### WORK REQUIRED
Omitting all images, give the entries that follow again exactly as they read.

Dataset rows for apps and sites:
[Start of Attachment]

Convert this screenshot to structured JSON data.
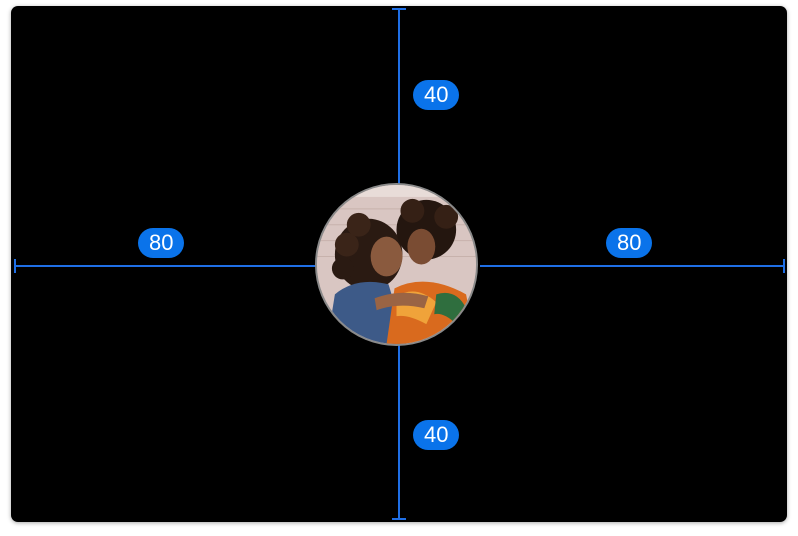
{
  "spacing": {
    "top": "40",
    "bottom": "40",
    "left": "80",
    "right": "80"
  },
  "colors": {
    "canvas": "#000000",
    "guide": "#1f6fe6",
    "badge": "#0a73ea",
    "badge_text": "#ffffff",
    "avatar_border": "#8a8a8a"
  },
  "avatar": {
    "description_icon": "avatar-photo"
  }
}
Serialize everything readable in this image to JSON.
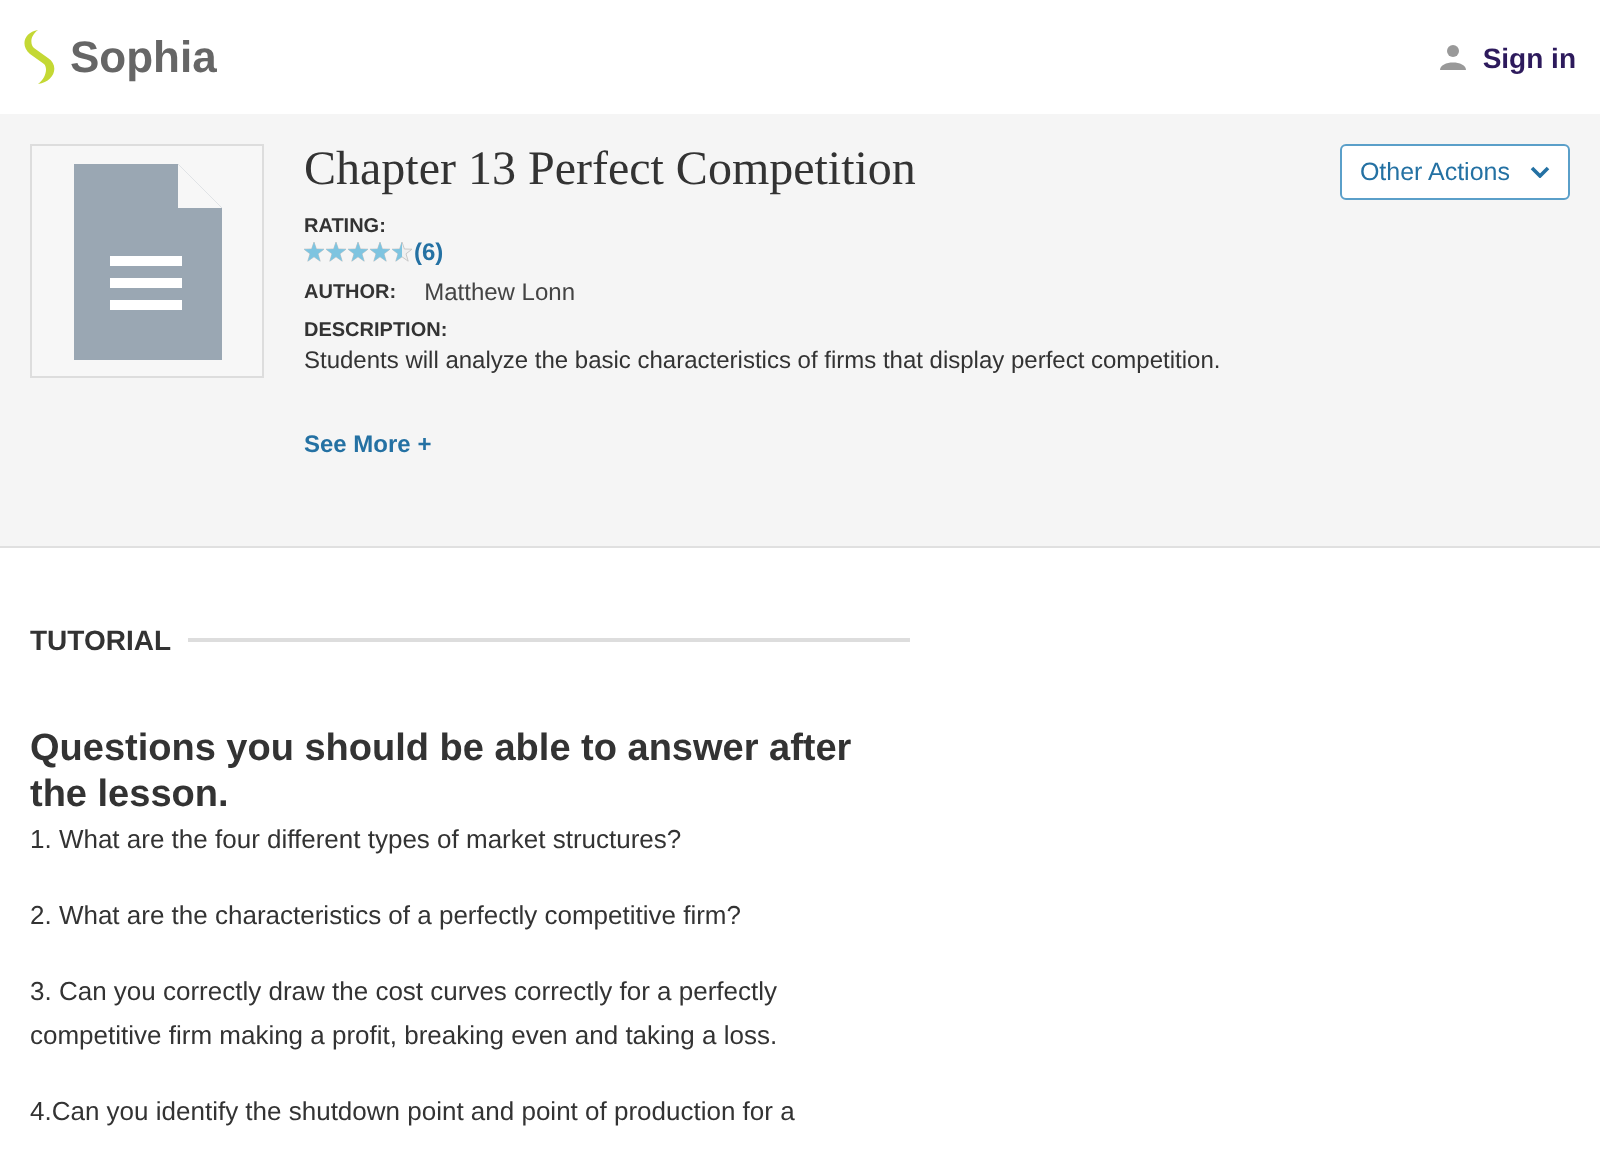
{
  "header": {
    "logo": "Sophia",
    "sign_in": "Sign in"
  },
  "resource": {
    "title": "Chapter 13 Perfect Competition",
    "action_button": "Other Actions",
    "rating_label": "RATING:",
    "stars": 4.5,
    "rating_count": "(6)",
    "author_label": "AUTHOR:",
    "author": "Matthew Lonn",
    "description_label": "DESCRIPTION:",
    "description": "Students will analyze the basic characteristics of firms that display perfect competition.",
    "see_more": "See More +"
  },
  "tutorial": {
    "section_label": "TUTORIAL",
    "heading": "Questions you should be able to answer after the lesson.",
    "questions": [
      "1. What are the four different types of market structures?",
      "2. What are the characteristics of a perfectly competitive firm?",
      "3. Can you correctly draw the cost curves correctly for a perfectly competitive firm making a profit, breaking even and taking a loss.",
      "4.Can you identify the shutdown point and point of production for a"
    ]
  }
}
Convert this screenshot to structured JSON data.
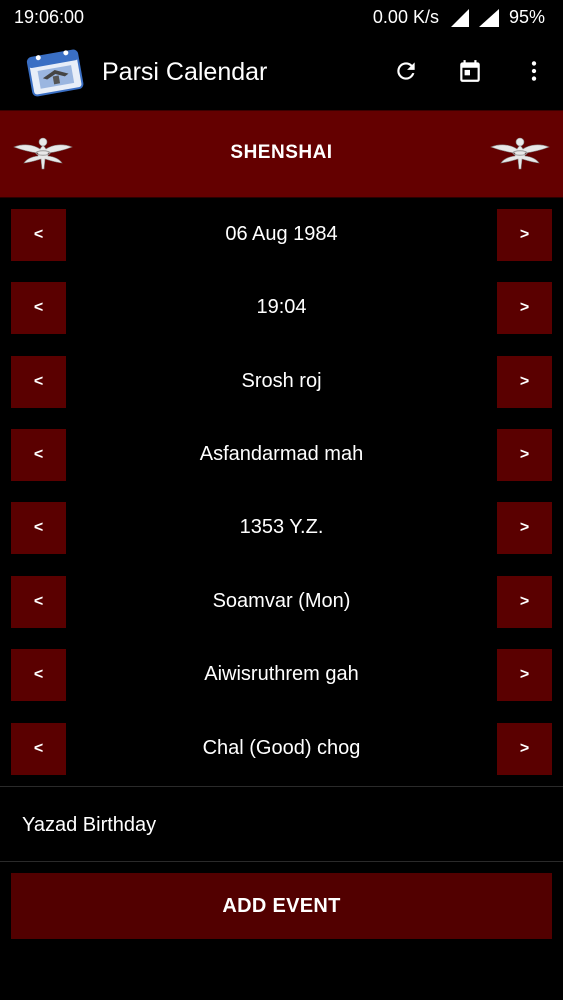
{
  "status_bar": {
    "time": "19:06:00",
    "network_speed": "0.00 K/s",
    "battery": "95%",
    "icons": [
      "signal-r-icon",
      "signal-4g-icon"
    ]
  },
  "app_bar": {
    "title": "Parsi Calendar",
    "logo_icon": "calendar-logo-icon",
    "actions": [
      "refresh-icon",
      "calendar-today-icon",
      "more-vert-icon"
    ]
  },
  "header": {
    "title": "SHENSHAI",
    "emblem_icon": "farohar-icon"
  },
  "rows": [
    {
      "name": "date",
      "value": "06 Aug 1984",
      "prev": "<",
      "next": ">"
    },
    {
      "name": "time",
      "value": "19:04",
      "prev": "<",
      "next": ">"
    },
    {
      "name": "roj",
      "value": "Srosh roj",
      "prev": "<",
      "next": ">"
    },
    {
      "name": "mah",
      "value": "Asfandarmad mah",
      "prev": "<",
      "next": ">"
    },
    {
      "name": "year",
      "value": "1353 Y.Z.",
      "prev": "<",
      "next": ">"
    },
    {
      "name": "weekday",
      "value": "Soamvar (Mon)",
      "prev": "<",
      "next": ">"
    },
    {
      "name": "gah",
      "value": "Aiwisruthrem gah",
      "prev": "<",
      "next": ">"
    },
    {
      "name": "chog",
      "value": "Chal (Good) chog",
      "prev": "<",
      "next": ">"
    }
  ],
  "event": {
    "label": "Yazad Birthday"
  },
  "add_event_button": {
    "label": "ADD EVENT"
  },
  "colors": {
    "background": "#000000",
    "header_band": "#640000",
    "button": "#5a0000",
    "add_button": "#520000",
    "text": "#ffffff"
  }
}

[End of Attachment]

### RESPONSE
Convert this screenshot to structured JSON data.
{
  "spacing": {
    "top": "40",
    "bottom": "40",
    "left": "80",
    "right": "80"
  },
  "colors": {
    "canvas": "#000000",
    "guide": "#1f6fe6",
    "badge": "#0a73ea",
    "badge_text": "#ffffff",
    "avatar_border": "#8a8a8a"
  },
  "avatar": {
    "description_icon": "avatar-photo"
  }
}
Serialize everything readable in this image to JSON.
{
  "header": {
    "logo": "Sophia",
    "sign_in": "Sign in"
  },
  "resource": {
    "title": "Chapter 13 Perfect Competition",
    "action_button": "Other Actions",
    "rating_label": "RATING:",
    "stars": 4.5,
    "rating_count": "(6)",
    "author_label": "AUTHOR:",
    "author": "Matthew Lonn",
    "description_label": "DESCRIPTION:",
    "description": "Students will analyze the basic characteristics of firms that display perfect competition.",
    "see_more": "See More +"
  },
  "tutorial": {
    "section_label": "TUTORIAL",
    "heading": "Questions you should be able to answer after the lesson.",
    "questions": [
      "1. What are the four different types of market structures?",
      "2. What are the characteristics of a perfectly competitive firm?",
      "3. Can you correctly draw the cost curves correctly for a perfectly competitive firm making a profit, breaking even and taking a loss.",
      "4.Can you identify the shutdown point and point of production for a"
    ]
  }
}
Convert this screenshot to structured JSON data.
{
  "status_bar": {
    "time": "19:06:00",
    "network_speed": "0.00 K/s",
    "battery": "95%",
    "icons": [
      "signal-r-icon",
      "signal-4g-icon"
    ]
  },
  "app_bar": {
    "title": "Parsi Calendar",
    "logo_icon": "calendar-logo-icon",
    "actions": [
      "refresh-icon",
      "calendar-today-icon",
      "more-vert-icon"
    ]
  },
  "header": {
    "title": "SHENSHAI",
    "emblem_icon": "farohar-icon"
  },
  "rows": [
    {
      "name": "date",
      "value": "06 Aug 1984",
      "prev": "<",
      "next": ">"
    },
    {
      "name": "time",
      "value": "19:04",
      "prev": "<",
      "next": ">"
    },
    {
      "name": "roj",
      "value": "Srosh roj",
      "prev": "<",
      "next": ">"
    },
    {
      "name": "mah",
      "value": "Asfandarmad mah",
      "prev": "<",
      "next": ">"
    },
    {
      "name": "year",
      "value": "1353 Y.Z.",
      "prev": "<",
      "next": ">"
    },
    {
      "name": "weekday",
      "value": "Soamvar (Mon)",
      "prev": "<",
      "next": ">"
    },
    {
      "name": "gah",
      "value": "Aiwisruthrem gah",
      "prev": "<",
      "next": ">"
    },
    {
      "name": "chog",
      "value": "Chal (Good) chog",
      "prev": "<",
      "next": ">"
    }
  ],
  "event": {
    "label": "Yazad Birthday"
  },
  "add_event_button": {
    "label": "ADD EVENT"
  },
  "colors": {
    "background": "#000000",
    "header_band": "#640000",
    "button": "#5a0000",
    "add_button": "#520000",
    "text": "#ffffff"
  }
}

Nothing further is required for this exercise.